[Excerpted records]

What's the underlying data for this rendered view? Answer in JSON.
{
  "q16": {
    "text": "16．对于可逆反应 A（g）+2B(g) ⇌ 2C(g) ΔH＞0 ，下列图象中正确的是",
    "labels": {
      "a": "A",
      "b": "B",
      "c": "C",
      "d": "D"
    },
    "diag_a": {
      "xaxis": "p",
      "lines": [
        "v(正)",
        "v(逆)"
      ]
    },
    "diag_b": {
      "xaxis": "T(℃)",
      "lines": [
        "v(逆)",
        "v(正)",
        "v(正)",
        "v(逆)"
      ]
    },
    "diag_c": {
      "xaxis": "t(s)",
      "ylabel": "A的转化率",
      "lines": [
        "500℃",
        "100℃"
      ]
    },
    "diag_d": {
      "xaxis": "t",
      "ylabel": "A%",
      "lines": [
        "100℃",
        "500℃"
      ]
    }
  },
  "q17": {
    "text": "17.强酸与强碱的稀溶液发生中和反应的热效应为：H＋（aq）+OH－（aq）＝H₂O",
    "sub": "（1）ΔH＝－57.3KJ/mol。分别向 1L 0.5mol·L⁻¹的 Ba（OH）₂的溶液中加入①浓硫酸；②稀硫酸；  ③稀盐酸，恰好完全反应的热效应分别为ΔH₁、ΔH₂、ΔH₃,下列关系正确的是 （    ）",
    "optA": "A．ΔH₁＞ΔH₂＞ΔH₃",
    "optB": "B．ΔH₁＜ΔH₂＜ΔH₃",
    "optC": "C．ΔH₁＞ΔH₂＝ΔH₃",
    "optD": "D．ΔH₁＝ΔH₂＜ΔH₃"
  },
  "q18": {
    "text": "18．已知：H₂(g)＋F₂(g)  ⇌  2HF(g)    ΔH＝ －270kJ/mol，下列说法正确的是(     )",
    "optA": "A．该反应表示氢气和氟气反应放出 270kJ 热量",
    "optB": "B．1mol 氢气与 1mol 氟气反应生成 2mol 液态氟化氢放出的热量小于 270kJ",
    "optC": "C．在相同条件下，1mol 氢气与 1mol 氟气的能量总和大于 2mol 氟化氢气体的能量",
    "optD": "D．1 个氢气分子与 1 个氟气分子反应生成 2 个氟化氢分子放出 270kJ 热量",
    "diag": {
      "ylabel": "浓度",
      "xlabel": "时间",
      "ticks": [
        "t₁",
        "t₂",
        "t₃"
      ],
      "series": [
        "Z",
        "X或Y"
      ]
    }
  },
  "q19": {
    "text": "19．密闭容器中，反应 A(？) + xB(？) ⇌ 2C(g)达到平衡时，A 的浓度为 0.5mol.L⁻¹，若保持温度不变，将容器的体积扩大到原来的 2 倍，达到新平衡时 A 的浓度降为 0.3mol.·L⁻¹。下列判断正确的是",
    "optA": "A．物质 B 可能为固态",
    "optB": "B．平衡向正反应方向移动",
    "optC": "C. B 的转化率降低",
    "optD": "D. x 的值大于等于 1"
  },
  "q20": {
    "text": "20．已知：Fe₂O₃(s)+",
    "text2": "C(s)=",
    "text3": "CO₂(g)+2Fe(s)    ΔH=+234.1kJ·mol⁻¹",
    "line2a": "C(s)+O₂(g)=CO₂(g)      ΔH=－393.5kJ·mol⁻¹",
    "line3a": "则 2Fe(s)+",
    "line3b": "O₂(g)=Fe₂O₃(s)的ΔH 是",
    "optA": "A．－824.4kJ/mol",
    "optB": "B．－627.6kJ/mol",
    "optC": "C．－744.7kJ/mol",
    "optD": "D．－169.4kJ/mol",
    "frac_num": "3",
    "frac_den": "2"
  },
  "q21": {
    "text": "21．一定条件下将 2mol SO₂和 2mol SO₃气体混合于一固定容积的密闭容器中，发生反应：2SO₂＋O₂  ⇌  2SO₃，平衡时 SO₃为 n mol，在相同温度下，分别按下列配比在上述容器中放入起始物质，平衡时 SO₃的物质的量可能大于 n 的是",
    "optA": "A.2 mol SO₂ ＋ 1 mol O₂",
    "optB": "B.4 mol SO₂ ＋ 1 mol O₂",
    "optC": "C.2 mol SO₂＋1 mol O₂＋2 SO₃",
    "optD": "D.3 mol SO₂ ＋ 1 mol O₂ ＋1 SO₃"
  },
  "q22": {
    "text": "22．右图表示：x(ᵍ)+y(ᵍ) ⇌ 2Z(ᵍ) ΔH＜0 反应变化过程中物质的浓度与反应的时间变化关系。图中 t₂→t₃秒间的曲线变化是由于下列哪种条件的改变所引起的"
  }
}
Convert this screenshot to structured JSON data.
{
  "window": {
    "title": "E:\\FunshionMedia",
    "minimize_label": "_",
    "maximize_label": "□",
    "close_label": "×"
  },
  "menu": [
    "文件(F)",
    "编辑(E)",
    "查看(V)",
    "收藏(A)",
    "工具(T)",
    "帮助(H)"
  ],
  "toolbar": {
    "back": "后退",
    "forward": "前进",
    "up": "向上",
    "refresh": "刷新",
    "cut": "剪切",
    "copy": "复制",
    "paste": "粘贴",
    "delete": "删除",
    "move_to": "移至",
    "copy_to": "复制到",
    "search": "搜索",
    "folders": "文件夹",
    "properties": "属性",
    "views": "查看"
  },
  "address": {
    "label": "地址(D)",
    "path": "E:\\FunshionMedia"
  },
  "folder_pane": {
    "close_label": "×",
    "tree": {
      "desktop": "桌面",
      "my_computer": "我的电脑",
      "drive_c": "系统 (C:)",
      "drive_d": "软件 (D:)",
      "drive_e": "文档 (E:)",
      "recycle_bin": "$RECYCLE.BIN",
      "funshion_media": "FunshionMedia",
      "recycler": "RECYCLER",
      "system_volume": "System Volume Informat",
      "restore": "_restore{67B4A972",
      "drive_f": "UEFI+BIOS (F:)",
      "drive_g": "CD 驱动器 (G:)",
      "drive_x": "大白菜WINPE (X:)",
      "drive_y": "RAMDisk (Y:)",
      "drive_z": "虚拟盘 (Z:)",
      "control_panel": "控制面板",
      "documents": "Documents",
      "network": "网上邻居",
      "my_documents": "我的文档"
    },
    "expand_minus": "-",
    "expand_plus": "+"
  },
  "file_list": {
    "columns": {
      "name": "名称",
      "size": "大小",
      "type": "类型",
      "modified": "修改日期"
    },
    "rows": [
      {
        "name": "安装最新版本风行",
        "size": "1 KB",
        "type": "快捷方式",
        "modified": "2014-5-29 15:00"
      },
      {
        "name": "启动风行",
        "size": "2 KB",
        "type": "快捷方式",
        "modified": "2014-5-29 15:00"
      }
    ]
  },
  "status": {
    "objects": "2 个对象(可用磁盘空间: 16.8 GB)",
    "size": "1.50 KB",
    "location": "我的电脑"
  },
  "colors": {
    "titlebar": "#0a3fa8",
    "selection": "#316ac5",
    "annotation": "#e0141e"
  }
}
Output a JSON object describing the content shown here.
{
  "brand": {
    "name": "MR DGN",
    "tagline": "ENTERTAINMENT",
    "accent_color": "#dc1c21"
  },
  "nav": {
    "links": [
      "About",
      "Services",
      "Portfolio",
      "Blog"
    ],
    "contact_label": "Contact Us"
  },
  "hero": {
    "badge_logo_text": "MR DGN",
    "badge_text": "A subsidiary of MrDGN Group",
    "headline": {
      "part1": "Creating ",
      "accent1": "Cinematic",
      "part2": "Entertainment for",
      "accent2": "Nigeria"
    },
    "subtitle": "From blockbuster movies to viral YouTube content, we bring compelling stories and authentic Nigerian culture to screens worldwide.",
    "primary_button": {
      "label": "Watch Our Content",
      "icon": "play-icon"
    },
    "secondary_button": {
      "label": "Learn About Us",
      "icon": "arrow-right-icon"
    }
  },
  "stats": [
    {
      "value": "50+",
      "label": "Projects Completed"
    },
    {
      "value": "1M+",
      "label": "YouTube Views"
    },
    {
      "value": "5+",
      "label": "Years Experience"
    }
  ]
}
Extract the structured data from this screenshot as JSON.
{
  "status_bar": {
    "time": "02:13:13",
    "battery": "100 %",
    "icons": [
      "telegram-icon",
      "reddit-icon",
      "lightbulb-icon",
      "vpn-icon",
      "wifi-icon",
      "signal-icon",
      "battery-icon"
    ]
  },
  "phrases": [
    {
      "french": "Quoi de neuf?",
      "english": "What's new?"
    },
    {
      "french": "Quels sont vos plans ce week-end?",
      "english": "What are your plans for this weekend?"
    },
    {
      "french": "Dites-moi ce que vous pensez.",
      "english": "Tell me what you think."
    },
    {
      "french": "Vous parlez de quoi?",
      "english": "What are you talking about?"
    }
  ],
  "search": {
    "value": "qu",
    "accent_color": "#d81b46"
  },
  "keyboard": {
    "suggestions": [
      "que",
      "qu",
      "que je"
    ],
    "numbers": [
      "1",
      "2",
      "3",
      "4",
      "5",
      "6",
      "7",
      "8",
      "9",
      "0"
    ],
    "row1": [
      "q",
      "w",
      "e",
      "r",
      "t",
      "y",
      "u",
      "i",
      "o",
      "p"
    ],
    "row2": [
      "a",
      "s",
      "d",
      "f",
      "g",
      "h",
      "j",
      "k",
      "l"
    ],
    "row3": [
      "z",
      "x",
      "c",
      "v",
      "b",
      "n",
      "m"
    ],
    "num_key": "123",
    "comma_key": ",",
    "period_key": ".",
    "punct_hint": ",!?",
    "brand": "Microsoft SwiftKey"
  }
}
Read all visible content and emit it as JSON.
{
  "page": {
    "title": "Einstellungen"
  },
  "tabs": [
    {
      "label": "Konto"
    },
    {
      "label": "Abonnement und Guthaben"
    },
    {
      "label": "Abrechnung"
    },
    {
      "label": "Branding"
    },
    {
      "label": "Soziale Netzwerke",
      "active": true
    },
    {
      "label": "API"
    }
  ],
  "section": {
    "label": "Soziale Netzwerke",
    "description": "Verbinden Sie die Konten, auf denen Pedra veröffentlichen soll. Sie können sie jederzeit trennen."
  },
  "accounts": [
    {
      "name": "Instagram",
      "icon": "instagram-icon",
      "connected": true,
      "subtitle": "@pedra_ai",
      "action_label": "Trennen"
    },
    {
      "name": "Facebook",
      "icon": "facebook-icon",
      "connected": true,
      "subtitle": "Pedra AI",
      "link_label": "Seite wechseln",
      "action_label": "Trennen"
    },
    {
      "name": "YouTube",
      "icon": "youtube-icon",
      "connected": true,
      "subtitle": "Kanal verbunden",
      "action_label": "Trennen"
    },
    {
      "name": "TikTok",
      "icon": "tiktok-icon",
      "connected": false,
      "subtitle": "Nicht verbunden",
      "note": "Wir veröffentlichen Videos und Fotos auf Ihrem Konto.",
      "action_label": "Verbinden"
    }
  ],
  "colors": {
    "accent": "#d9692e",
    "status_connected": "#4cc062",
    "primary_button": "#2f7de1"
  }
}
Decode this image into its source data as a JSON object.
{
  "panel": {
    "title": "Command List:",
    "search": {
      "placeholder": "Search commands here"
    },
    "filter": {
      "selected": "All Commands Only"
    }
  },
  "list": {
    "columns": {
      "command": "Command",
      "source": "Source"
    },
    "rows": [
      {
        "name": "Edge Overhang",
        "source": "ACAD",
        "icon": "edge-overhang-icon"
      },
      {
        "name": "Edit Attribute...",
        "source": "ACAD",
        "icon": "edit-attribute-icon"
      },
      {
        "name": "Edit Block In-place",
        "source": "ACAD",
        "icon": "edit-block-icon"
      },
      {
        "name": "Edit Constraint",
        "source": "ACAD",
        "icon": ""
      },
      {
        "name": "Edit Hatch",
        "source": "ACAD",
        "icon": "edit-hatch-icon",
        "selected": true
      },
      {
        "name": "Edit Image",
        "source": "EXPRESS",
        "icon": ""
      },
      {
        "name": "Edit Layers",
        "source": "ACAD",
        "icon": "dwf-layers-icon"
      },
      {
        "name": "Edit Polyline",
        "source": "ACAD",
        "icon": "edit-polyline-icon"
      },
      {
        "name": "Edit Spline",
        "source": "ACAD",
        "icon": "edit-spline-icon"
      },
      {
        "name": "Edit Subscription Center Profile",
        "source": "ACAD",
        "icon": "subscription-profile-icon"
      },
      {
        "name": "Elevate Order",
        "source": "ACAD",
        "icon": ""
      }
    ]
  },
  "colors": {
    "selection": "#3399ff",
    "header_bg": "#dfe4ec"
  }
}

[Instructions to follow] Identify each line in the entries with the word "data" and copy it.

[Written response]
What's the underlying data for this rendered view? Answer in JSON.
Convert this screenshot to structured JSON data.
Extract the structured data from this screenshot as JSON.
Decode this image into its source data as a JSON object.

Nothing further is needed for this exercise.